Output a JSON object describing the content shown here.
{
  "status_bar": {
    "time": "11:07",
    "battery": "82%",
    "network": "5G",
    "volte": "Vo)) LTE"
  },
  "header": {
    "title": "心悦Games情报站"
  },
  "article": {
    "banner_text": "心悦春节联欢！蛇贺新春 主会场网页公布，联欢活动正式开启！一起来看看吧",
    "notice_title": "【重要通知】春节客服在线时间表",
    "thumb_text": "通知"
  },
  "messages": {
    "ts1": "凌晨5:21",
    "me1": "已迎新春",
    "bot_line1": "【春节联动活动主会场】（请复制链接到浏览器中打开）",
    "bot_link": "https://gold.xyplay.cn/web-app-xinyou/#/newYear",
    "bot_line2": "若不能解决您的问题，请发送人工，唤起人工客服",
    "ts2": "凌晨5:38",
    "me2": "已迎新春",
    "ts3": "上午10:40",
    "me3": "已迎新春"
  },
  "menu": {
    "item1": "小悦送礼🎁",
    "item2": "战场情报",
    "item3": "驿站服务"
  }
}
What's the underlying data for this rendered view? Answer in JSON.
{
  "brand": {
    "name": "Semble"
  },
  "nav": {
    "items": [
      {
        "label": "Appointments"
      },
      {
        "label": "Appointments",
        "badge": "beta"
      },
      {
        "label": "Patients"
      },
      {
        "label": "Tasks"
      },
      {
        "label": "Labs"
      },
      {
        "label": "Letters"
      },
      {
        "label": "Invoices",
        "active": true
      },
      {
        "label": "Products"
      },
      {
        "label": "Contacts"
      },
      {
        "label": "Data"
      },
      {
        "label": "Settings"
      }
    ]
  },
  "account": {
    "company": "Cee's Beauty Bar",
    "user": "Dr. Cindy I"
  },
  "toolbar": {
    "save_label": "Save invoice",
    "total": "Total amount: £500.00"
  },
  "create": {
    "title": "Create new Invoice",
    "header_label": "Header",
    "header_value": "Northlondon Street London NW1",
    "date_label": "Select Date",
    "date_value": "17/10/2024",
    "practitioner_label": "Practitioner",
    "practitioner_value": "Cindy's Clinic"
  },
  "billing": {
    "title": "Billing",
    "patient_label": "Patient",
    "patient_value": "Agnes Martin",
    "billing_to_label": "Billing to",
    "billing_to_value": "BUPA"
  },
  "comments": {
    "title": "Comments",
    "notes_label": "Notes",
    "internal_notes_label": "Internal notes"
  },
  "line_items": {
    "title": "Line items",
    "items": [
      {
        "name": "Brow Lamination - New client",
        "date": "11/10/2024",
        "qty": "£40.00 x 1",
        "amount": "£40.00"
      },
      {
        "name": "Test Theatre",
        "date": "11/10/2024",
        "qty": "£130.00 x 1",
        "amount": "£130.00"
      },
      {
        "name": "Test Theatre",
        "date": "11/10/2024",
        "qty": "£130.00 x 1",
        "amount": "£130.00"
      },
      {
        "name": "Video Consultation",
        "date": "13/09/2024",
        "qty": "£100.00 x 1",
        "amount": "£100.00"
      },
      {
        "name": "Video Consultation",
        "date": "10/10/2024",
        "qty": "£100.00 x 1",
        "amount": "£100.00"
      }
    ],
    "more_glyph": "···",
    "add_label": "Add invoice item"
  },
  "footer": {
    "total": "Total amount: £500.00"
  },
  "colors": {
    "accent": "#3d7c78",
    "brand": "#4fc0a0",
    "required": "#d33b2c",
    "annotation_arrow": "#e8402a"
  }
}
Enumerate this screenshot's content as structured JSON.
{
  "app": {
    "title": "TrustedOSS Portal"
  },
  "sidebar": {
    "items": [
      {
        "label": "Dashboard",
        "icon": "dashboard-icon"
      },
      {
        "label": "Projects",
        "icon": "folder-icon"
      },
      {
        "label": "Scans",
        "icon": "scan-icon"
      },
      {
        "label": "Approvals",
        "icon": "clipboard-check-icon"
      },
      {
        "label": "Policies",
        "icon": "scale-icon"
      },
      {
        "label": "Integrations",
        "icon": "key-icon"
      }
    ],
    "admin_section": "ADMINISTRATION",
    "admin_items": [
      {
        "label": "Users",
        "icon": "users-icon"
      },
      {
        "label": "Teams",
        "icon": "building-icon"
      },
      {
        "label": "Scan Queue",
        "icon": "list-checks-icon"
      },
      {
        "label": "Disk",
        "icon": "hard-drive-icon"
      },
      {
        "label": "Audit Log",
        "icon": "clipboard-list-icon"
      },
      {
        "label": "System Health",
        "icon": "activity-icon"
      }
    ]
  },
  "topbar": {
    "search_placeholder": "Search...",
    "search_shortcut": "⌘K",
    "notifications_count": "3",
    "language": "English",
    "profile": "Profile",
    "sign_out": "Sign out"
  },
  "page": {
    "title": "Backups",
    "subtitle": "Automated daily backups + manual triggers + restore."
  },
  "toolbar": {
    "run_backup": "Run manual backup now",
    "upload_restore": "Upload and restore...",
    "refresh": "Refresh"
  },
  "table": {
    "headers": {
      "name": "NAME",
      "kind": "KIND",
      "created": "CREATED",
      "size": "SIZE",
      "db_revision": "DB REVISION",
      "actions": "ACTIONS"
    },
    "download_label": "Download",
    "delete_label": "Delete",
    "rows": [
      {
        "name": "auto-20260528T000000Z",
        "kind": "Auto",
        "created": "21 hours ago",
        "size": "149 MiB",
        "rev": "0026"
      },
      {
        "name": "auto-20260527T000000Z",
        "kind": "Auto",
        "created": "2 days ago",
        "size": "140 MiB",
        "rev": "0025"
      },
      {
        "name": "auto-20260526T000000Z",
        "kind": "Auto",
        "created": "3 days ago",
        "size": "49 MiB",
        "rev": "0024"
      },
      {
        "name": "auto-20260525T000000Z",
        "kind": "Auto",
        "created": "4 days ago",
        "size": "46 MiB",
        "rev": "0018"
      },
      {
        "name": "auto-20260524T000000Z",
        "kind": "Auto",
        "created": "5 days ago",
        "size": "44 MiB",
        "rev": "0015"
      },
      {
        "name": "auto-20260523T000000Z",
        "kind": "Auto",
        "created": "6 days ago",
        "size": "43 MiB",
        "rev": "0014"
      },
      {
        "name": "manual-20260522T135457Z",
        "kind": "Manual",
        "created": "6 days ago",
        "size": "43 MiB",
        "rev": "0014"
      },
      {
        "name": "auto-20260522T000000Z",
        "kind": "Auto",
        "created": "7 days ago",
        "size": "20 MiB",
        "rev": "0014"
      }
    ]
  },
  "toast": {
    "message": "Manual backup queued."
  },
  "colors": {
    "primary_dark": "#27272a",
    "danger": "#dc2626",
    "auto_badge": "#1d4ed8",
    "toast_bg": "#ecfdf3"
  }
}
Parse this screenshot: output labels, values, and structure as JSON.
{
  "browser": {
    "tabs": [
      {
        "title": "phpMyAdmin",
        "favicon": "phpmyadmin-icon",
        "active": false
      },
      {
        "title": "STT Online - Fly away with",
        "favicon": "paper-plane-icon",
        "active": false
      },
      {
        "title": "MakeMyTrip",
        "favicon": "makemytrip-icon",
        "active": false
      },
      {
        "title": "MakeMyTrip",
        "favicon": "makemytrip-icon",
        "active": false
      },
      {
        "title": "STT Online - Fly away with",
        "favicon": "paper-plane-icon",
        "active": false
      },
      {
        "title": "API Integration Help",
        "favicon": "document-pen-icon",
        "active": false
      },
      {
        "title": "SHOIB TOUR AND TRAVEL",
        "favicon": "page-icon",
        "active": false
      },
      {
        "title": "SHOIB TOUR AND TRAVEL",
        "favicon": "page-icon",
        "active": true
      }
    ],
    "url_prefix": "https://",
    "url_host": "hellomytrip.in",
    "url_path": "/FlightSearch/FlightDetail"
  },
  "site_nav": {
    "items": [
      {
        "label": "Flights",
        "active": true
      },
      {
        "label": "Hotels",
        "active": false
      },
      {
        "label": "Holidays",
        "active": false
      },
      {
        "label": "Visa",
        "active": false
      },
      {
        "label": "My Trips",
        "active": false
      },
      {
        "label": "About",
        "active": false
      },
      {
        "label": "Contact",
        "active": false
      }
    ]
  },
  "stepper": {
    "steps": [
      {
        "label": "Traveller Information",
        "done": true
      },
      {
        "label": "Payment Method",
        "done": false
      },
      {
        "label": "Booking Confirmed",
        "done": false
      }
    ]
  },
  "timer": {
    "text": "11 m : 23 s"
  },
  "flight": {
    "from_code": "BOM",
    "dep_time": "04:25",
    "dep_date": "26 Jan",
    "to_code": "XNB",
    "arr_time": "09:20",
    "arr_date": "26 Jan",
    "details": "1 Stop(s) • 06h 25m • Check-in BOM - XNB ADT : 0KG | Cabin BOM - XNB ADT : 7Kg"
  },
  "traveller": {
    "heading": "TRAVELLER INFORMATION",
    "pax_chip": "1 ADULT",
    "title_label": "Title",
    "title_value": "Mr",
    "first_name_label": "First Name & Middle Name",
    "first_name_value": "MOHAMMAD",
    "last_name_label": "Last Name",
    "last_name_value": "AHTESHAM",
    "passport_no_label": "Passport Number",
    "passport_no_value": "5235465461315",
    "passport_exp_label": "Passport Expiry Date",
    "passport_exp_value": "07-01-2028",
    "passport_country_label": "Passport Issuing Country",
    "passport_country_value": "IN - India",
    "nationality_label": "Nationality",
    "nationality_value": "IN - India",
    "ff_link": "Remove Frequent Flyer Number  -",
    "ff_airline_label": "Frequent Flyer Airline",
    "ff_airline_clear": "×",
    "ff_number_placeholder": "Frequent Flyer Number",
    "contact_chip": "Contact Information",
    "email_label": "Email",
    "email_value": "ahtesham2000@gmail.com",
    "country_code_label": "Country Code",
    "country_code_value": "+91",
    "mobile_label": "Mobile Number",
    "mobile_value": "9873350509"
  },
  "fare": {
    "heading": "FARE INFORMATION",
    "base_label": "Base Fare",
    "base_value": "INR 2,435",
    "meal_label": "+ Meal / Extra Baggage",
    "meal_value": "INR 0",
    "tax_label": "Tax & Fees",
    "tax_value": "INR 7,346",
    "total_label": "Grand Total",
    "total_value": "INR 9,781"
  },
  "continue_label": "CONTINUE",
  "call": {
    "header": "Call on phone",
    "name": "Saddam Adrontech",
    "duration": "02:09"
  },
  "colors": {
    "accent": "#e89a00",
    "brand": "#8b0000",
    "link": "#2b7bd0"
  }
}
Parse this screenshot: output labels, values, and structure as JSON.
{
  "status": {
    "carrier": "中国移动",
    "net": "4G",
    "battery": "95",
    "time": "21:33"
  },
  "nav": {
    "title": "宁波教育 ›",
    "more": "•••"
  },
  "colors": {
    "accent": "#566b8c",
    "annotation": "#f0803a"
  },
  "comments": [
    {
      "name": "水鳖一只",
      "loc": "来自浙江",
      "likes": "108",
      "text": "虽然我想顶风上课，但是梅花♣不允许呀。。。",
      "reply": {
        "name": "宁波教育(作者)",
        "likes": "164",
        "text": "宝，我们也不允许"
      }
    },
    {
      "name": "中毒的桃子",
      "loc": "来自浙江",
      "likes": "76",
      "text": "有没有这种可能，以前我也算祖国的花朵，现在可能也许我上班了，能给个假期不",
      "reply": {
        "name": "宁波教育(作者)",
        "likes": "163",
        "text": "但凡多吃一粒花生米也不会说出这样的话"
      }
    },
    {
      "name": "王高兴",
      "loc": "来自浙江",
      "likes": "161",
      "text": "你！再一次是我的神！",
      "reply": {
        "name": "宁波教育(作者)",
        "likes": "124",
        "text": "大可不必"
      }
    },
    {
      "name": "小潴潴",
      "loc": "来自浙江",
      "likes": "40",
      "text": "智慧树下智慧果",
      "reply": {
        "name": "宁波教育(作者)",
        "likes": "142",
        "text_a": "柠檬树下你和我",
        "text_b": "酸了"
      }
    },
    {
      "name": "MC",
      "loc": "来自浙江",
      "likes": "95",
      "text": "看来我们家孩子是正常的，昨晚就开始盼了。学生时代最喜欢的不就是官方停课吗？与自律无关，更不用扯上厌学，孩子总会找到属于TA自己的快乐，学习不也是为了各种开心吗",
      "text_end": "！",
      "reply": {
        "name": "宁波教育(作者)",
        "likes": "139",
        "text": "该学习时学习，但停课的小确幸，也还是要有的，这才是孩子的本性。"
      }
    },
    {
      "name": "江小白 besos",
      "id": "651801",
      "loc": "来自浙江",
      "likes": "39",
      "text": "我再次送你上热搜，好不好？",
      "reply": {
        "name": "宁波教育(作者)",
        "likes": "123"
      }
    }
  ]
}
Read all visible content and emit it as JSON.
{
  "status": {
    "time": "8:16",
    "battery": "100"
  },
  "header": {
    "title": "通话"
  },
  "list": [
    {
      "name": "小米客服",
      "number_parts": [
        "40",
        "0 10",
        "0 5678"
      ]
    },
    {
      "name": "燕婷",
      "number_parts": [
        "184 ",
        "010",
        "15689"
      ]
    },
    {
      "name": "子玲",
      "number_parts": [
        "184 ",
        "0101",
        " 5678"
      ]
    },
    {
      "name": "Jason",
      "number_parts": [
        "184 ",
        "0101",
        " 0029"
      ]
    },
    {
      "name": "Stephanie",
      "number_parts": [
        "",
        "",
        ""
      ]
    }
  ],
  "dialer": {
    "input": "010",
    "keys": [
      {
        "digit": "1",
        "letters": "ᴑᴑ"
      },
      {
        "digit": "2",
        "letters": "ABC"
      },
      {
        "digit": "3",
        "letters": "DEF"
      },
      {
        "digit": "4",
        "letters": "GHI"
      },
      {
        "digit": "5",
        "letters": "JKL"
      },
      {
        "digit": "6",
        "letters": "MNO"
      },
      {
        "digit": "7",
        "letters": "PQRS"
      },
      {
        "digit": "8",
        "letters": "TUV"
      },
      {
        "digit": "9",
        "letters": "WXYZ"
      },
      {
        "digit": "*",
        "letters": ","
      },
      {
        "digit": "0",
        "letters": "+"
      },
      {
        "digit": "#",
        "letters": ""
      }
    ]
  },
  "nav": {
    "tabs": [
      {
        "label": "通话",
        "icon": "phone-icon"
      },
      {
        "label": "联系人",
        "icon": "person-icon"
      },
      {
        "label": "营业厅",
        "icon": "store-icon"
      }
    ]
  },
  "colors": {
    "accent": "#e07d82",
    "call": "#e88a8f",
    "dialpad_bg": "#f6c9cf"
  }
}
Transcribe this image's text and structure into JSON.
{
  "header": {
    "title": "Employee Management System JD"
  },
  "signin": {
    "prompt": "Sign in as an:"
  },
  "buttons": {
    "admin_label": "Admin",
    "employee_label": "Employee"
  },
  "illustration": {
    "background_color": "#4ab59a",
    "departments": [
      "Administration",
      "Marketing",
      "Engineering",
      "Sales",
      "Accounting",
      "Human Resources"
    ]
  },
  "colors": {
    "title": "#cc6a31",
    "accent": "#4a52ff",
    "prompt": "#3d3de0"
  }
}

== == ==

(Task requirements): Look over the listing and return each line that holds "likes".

(Answer to this problem):
      "likes": "108",
        "likes": "164",
      "likes": "76",
        "likes": "163",
      "likes": "161",
        "likes": "124",
      "likes": "40",
        "likes": "142",
      "likes": "95",
        "likes": "139",
      "likes": "39",
        "likes": "123"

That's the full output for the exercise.